Your response should be every line from the entries that includes the string "title".

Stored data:
______________________________

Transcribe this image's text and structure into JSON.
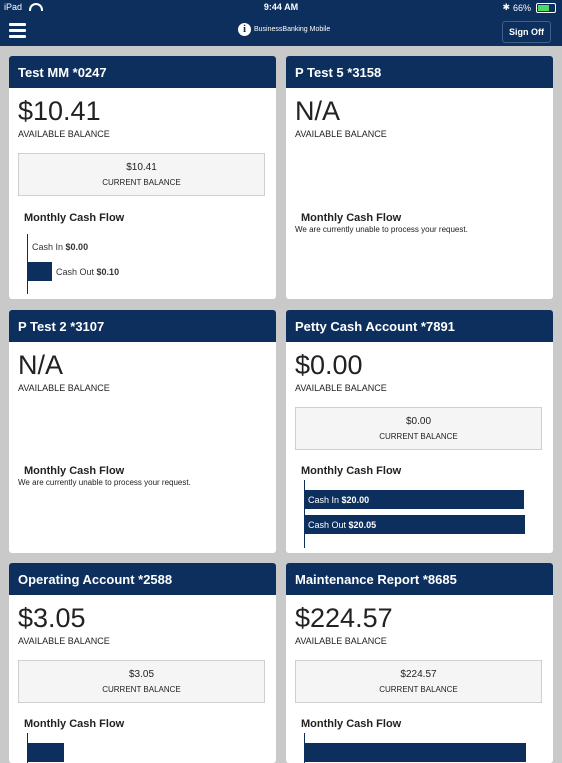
{
  "status": {
    "device": "iPad",
    "time": "9:44 AM",
    "battery": "66%",
    "battery_level": 0.66
  },
  "header": {
    "logo_letter": "i",
    "brand": "BusinessBanking Mobile",
    "signoff_label": "Sign Off"
  },
  "labels": {
    "available_balance": "AVAILABLE BALANCE",
    "current_balance": "CURRENT BALANCE",
    "monthly_cash_flow": "Monthly Cash Flow",
    "unable": "We are currently unable to process your request.",
    "cash_in": "Cash In",
    "cash_out": "Cash Out"
  },
  "accounts": [
    {
      "name": "Test MM *0247",
      "available": "$10.41",
      "current": "$10.41",
      "cash_in": "$0.00",
      "cash_out": "$0.10"
    },
    {
      "name": "P Test 5 *3158",
      "available": "N/A"
    },
    {
      "name": "P Test 2 *3107",
      "available": "N/A"
    },
    {
      "name": "Petty Cash Account *7891",
      "available": "$0.00",
      "current": "$0.00",
      "cash_in": "$20.00",
      "cash_out": "$20.05"
    },
    {
      "name": "Operating Account *2588",
      "available": "$3.05",
      "current": "$3.05"
    },
    {
      "name": "Maintenance Report *8685",
      "available": "$224.57",
      "current": "$224.57"
    }
  ]
}
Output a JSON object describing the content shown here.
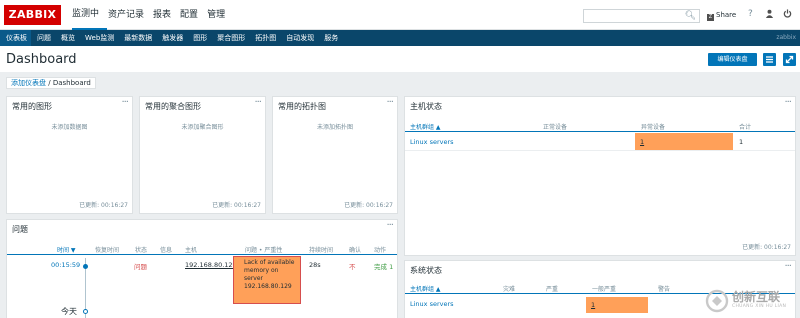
{
  "header": {
    "logo": "ZABBIX",
    "nav": [
      "监测中",
      "资产记录",
      "报表",
      "配置",
      "管理"
    ],
    "share_label": "Share",
    "help_icon": "?",
    "user_icon": "user-icon",
    "power_icon": "power-icon"
  },
  "subnav": {
    "items": [
      "仪表板",
      "问题",
      "概览",
      "Web监测",
      "最新数据",
      "触发器",
      "图形",
      "聚合图形",
      "拓扑图",
      "自动发现",
      "服务"
    ],
    "brand": "zabbix"
  },
  "page": {
    "title": "Dashboard",
    "edit_button": "编辑仪表盘",
    "breadcrumb": {
      "first": "添加仪表盘",
      "sep": "/",
      "current": "Dashboard"
    }
  },
  "widgets": {
    "favorite_graphs": {
      "title": "常用的图形",
      "empty": "未添加数据图",
      "updated": "已更新: 00:16:27",
      "dots": "···"
    },
    "favorite_screens": {
      "title": "常用的聚合图形",
      "empty": "未添加聚合图形",
      "updated": "已更新: 00:16:27",
      "dots": "···"
    },
    "favorite_maps": {
      "title": "常用的拓扑图",
      "empty": "未添加拓扑图",
      "updated": "已更新: 00:16:27",
      "dots": "···"
    },
    "host_status": {
      "title": "主机状态",
      "dots": "···",
      "columns": [
        "主机群组 ▲",
        "正常设备",
        "异常设备",
        "合计"
      ],
      "row": {
        "group": "Linux servers",
        "ok": "",
        "problem": "1",
        "total": "1"
      },
      "updated": "已更新: 00:16:27"
    },
    "problems": {
      "title": "问题",
      "dots": "···",
      "columns": [
        "时间 ▼",
        "恢复时间",
        "状态",
        "信息",
        "主机",
        "问题 • 严重性",
        "持续时间",
        "确认",
        "动作"
      ],
      "row": {
        "time": "00:15:59",
        "status": "问题",
        "host": "192.168.80.129",
        "problem_lines": [
          "Lack of available",
          "memory on",
          "server",
          "192.168.80.129"
        ],
        "duration": "28s",
        "ack": "不",
        "action": "完成 1"
      },
      "today": "今天"
    },
    "system_status": {
      "title": "系统状态",
      "dots": "···",
      "columns": [
        "主机群组 ▲",
        "灾难",
        "严重",
        "一般严重",
        "警告"
      ],
      "row": {
        "group": "Linux servers",
        "average": "1"
      }
    }
  },
  "watermark": {
    "text": "创新互联",
    "sub": "CHUANG XIN HU LIAN"
  },
  "colors": {
    "accent": "#0275b8",
    "navbar": "#0a466a",
    "logo": "#d40000",
    "warning": "#ffa059",
    "problem": "#d64e4e"
  }
}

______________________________

• YOUR RESPONSE:
    "title": "Dashboard",
      "title": "常用的图形",
      "title": "常用的聚合图形",
      "title": "常用的拓扑图",
      "title": "主机状态",
      "title": "问题",
      "title": "系统状态",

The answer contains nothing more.